Condensation in the home and office has to be one of the most difficult things to tackle in daily life. When you’re in an enclosed space that’s prone to condensation, you need a quick way to remove it before your windows look like they’ve been whitewashed. Karcher, a German company, aims to challenge this with its popular range of window vacuums – or ‘Window Vacs’ with its top-of-the-line release, the WV2 Premium.
The WV2 Premium and its family work like small handheld vacuum cleaners with a wide blade. It removes condensation with a swift and satisfying swipe – it is however prone to leaving streaky marks on the window, which can be frustrating. Nonetheless, it does as intended, and in our experience with the WV2 it has shown shown it is a far superior alternative to the familiar cloth method of water removal. Watch the video above to see us unboxing the WV2 premium.
The WV2 Premium is available now. Visit Karcher to find out more. If you’d like to see us comparing the new WV2 Premium to the older generation WV50, click here.
For many die-hard BlackBerry fans, no phone will suffice over the BlackBerry. There’s just something about battling with that fiddly QWERTY keyboard that they love.

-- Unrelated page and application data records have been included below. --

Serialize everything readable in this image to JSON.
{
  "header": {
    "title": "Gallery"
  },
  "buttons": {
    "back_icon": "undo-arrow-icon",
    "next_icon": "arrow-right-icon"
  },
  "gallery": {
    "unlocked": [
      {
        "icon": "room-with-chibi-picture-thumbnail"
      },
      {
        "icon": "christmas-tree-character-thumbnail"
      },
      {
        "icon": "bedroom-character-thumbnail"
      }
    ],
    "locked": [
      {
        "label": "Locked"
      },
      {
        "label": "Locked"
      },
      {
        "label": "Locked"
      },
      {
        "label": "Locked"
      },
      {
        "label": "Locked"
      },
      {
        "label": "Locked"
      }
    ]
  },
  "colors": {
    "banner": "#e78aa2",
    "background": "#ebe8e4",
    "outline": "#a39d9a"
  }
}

But having cast many of its traditional features aside – except its keyboard of course – how will the new BlackBerry Classic fare, especially for the BlackBerry fans?

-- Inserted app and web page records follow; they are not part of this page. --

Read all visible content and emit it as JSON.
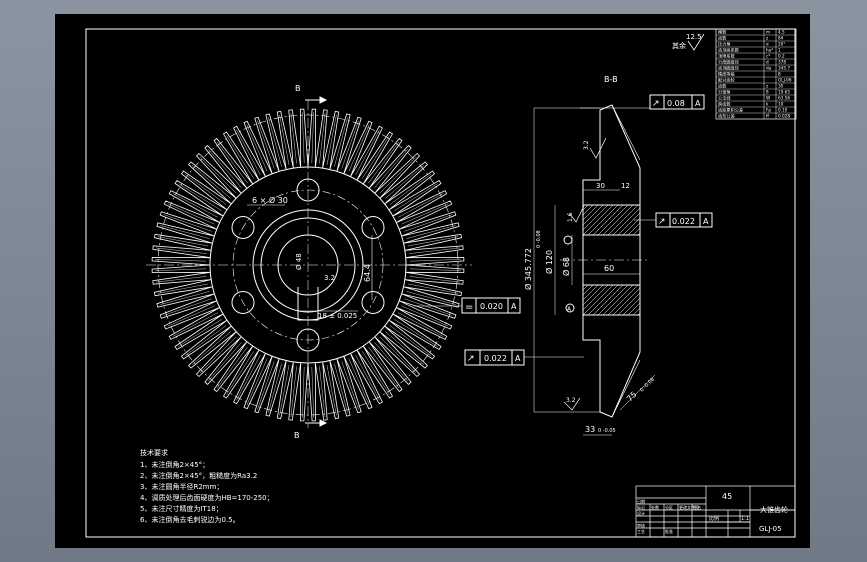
{
  "drawing": {
    "section_mark": "B",
    "section_title": "B-B",
    "surface_finish": {
      "value": "12.5",
      "prefix": "其余"
    },
    "roughness_symbols": [
      "3.2",
      "1.6",
      "3.2",
      "3.2"
    ],
    "material": "45",
    "part_name": "大锥齿轮",
    "drawing_number": "GLJ-05",
    "gear_teeth_count": 84
  },
  "front_view": {
    "hole_dim": "6 × Ø 30",
    "keyway_dim": "64.4",
    "bore_dim": "Ø 48",
    "angle_dim": "3.2",
    "key_width": "18 ± 0.025",
    "fcf_parallel": {
      "symbol": "=",
      "tol": "0.020",
      "datum": "A"
    }
  },
  "section_view": {
    "fcf_top": {
      "symbol": "↗",
      "tol": "0.08",
      "datum": "A"
    },
    "fcf_mid": {
      "symbol": "↗",
      "tol": "0.022",
      "datum": "A"
    },
    "fcf_left": {
      "symbol": "↗",
      "tol": "0.022",
      "datum": "A"
    },
    "dia_tip": "Ø 345.772",
    "dia_tip_tol": "0\n-0.08",
    "dia_hub": "Ø 120",
    "dia_bore": "Ø 68",
    "width_60": "60",
    "dim_30": "30",
    "dim_12": "12",
    "dim_33": "33",
    "dim_33_tol": "0\n-0.05",
    "dim_75": "75",
    "dim_75_tol": "0\n-0.08",
    "datum": "A"
  },
  "tech_notes": {
    "title": "技术要求",
    "items": [
      "1、未注倒角2×45°；",
      "2、未注倒角2×45°，粗糙度为Ra3.2",
      "3、未注圆角半径R2mm；",
      "4、调质处理后齿面硬度为HB=170-250；",
      "5、未注尺寸精度为IT18；",
      "6、未注倒角去毛刺锐边为0.5。"
    ]
  },
  "param_table": {
    "rows": [
      [
        "模数",
        "m",
        "4.5"
      ],
      [
        "齿数",
        "z",
        "84"
      ],
      [
        "压力角",
        "α",
        "20°"
      ],
      [
        "齿顶高系数",
        "ha*",
        "1"
      ],
      [
        "顶隙系数",
        "c*",
        "0.2"
      ],
      [
        "分度圆直径",
        "d",
        "378"
      ],
      [
        "齿顶圆直径",
        "da",
        "345.7"
      ],
      [
        "精度等级",
        "",
        "8"
      ],
      [
        "配对齿轮",
        "",
        "GLJ-06"
      ],
      [
        "齿数",
        "z",
        "30"
      ],
      [
        "分锥角",
        "δ",
        "19.65"
      ],
      [
        "公法线",
        "W",
        "63.56"
      ],
      [
        "跨齿数",
        "k",
        "10"
      ],
      [
        "齿距累积公差",
        "Fp",
        "0.10"
      ],
      [
        "齿形公差",
        "ff",
        "0.028"
      ]
    ]
  },
  "title_block": {
    "material": "45",
    "name": "大锥齿轮",
    "number": "GLJ-05",
    "scale_label": "比例",
    "scale": "1:1",
    "designer_label": "设计",
    "checker_label": "审核",
    "process_label": "工艺",
    "approve_label": "批准",
    "stage_labels": [
      "标记",
      "处数",
      "分区",
      "更改文件号",
      "签名",
      "日期"
    ]
  }
}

Reiterating the surmise that, well it’s only really those who are fond of the BlackBerry who would give the Classic a run for its money, is Tech Radar’s review of the new phone.
In a 3.5 star review (we’ve seen worse), Tech Radar compliments the Classic’s improved navigation and its fast web browsing – thanks to the BlackBerry 10 web browser, which is, according to BlackBerry, rated amongst the top mobile browsers for web fidelity.
Other plus points Tech Radar highlight is its great messaging and the fact the phone is “perfect for BlackBerry fans.”
On the downside, which unfortunately there often is with BlackBerry, is the fact there are fewer apps on offer, it possesses an erratic battery life, which is disappointingly ironic as BlackBerry excitedly claim the Classic has a “50% longer battery life”.
And Tech Radar’s qualms don’t stop there, as other ‘againsts’ are the Classic’s ‘un-media friendly’ square screen and its chunky and heavy design.
After a fairly disappointing review, were CNET any more impressed with BlackBerry’s latest offering?
CNET also gave the Classic a 3.5 star review but we have to admit was kinder than its rival tech review site.
As well as praising its comfortable, accurate keyboard with an attractive design, CNET was impressed with the fact the BlackBerry Classic has support for Android apps.
“If you’re willing to trade screen size for a superior physical keyboard, the BlackBerry Classic is a fantastic productivity phone for old-school QWERTY junkies,” was CNET’s bottom line.
The Verge disputes Tech Radar’s disgruntles about the Classic’s “erratic battery”, claiming the phone’s battery life “is pretty cool.”
However, when it came to the phone’s camera capabilities, The Verge was less impressed, citing the 8-megapixel camera on the back as “tremendously slow.” Even The Verge writer’s lap cat couldn’t be bothered waiting for the painful slow shutter to do its magic and walked out of shot when being photographed!
Highlighting the Classic’s infuriating mix of “crazy fast and insanely slow”, the Verge pins the problem on the fact the Classic has a last-gen processor that cannot keep up with modern apps and web pages.
The Telegraph was however less condemning of the Classic’s camera, pointing out one clever new feature that allows users who divide their phone between personal and work life to take images on a ‘work camera app’, which are then saved onto the work ‘perimeter’ – could be useful.
With innovative features such as the BlackBerry Blend, enabling users to put messaging and content on their BlackBerry onto computers and tablets, a pre-loaded BlackBerry 10.3.1 operating system, 60% more screen space and a greater variety of apps through BlackBerry World and the Amazon Appstore, BlackBerry have certainly tried hard with the Classic.
Though we have to admit, it’s for a reason that BlackBerry is down to a miserly 0.5% of the market share of global smartphone shipments.
The BlackBerry Classic is available now for £349.00. Visit Blackberry to find out more.